The American Cyclopædia (1879)/Washington and Lee University
|←Washington, William Augustine||The American Cyclopædia
Washington and Lee University
|Edition of 1879. See also Washington and Lee University on Wikipedia, and the disclaimer.|
WASHINGTON AND LEE UNIVERSITY, an institution of learning at Lexington, Va. Its germ was the Augusta academy, a mathematical and classical school established by Robert Alexander near the site of Greenville in Augusta co. In 1776 its name was changed to Liberty Hall. In 1785 the institution was removed to near Lexington, and in 1803 to its present site within the limits of the town. It was chartered in 1782. In 1796 George Washington gave to it the 100 shares of stock in the James River canal company which the legislature had granted to him, and the name of the institution was changed to Washington college.
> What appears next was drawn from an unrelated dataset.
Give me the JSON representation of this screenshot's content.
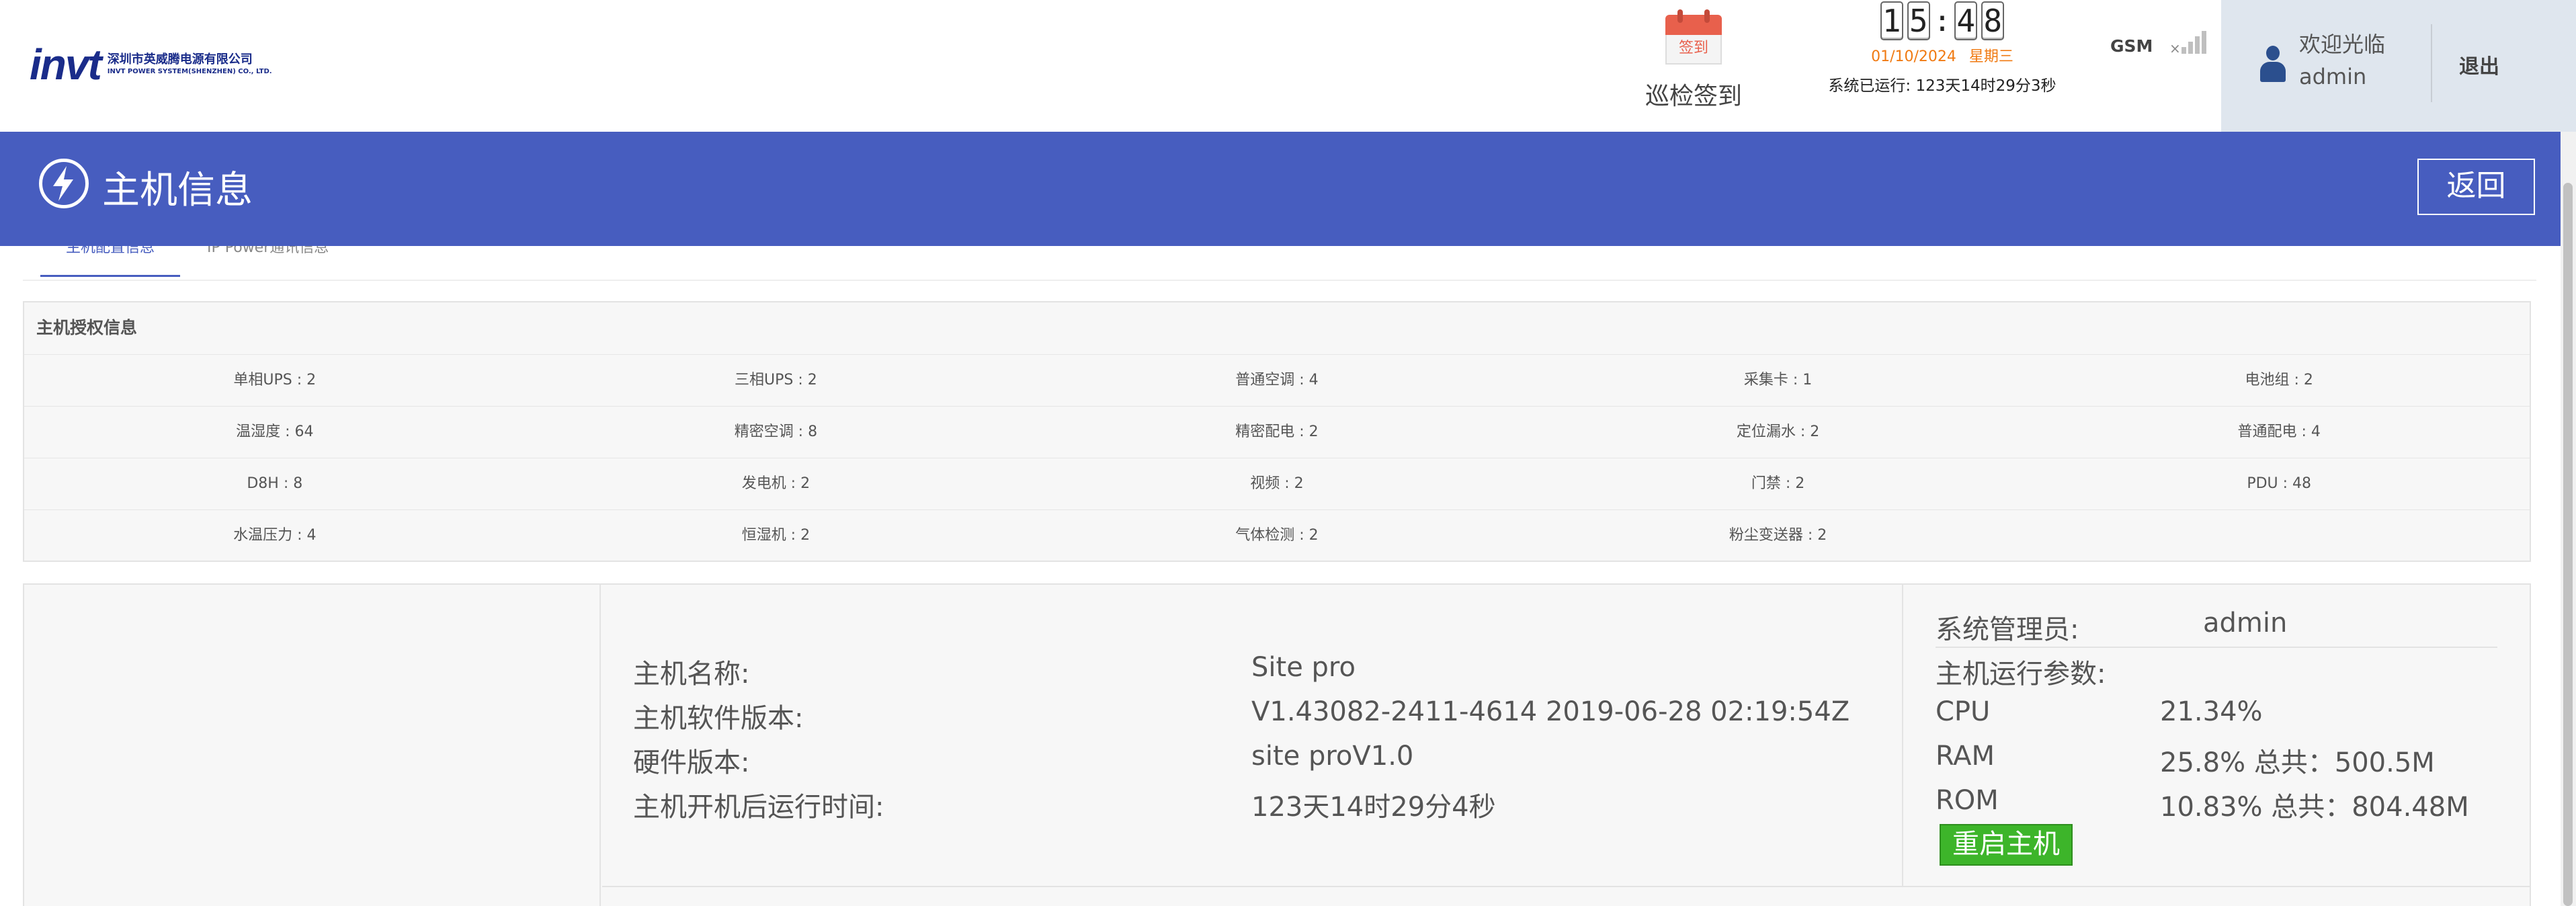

In consideration of retiring this stock the legislature agreed to pay to the college 6 per cent. on $50,000 annually for ever. In 1803 the Cincinnati society appropriated their funds, amounting to nearly $25,000, to Washington college; and in honor of this endowment the “Cincinnati professorship” was founded. The “Robinson professorship” was created by an endowment of $40,000 realized from a bequest made in 1826 by John Robinson, one of the trustees.
During the civil war its sessions were suspended. In June, 1864, when Lexington was occupied by Gen. David Hunter, much damage was done to the institution; its chemical and philosophical apparatus was destroyed and its libraries were greatly injured. After the war liberal contributions were received from various parts of the country. Soon after the death of Gen. R. E. Lee in 1870 the name was changed to its present form. The presidents of the college, with the dates when they entered upon their duties, have been as follows: the Rev. William Graham, 1782; Samuel L. Campbell, M. D., 1796; George A. Baxter, D. D., 1799; Louis Marshall, M. D., 1830; Henry Vethake, LL. D., 1834; Henry Ruffner, D. D., LL. D., 1836; George Junkin, D. D., 1848 to 1860; Gen. Robert E. Lee, 1865; Gen. G. W. Custis Lee, 1871. — A distinguishing feature of the system of instruction is the arrangement of courses of study into distinct elective schools or departments. The student may select such schools as he wishes, not fewer than three in the academic department; but in each there is a prescribed course of studies, from one to three years, which he is required to pursue. The several schools are adapted to certain courses of study, to each of which is attached a corresponding degree. Instruction is by lectures and recitations, of which 18 must be attended weekly by each student. The government of the university is vested in a board of trustees, and the immediate administration of its affairs in the president and faculty. The schools are as follows: 1, Latin; 2, Greek; 3, modern languages; 4, English language and philology; 5, moral philosophy; 6, history and literature; 7, mathematics; 8, applied mathematics (civil and military engineering and astronomy); 9, natural philosophy; 10, chemistry, mineralogy, and geology; 11, applied chemistry and mining; 12, civil and mining engineering; 13, law and equity. Courses of instruction are provided in July and August, chiefly for teachers and students desiring to enter advanced classes at the next regular session. The academic degrees conferred are those of bachelor of philosophy, of science, and of arts, master of arts, and doctor of philosophy. The last named degree is conferred upon any graduate in any one of the baccalaureate degrees of the university who, for at least two years after graduation, has pursued at the university or elsewhere a special coarse of study in any one of the following: 1, the Latin and Greek languages; 2, the French, German, and English languages; 3, mental and moral philosophy, history, and political economy; 4, mathematics and its applications; 5, the natural sciences. The professional degrees are those of civil engineer, mining engineer, and bachelor of law. Degrees are conferred after written examination, and none are conferred in course. Special privileges in the way of free tuition or a reduction of fees are extended by the board of trustees to students ranking first in certain high schools and academies, to young men intending to become practical printers, journalists, or teachers, to indigent students, to candidates for the ministry, and to sons of ministers. The faculty may admit as post-graduates to the academic departments of the university, free of charge for tuition, graduates of any college or university. These privileges do not apply to students taking professional courses. The university has a library of 12,000 volumes, full and complete mineralogical, geological, and zoological cabinets, and valuable philosophical and chemical apparatus. Since its reorganization in 1865, there has been an average annual attendance of about 300 students, and 20 instructors.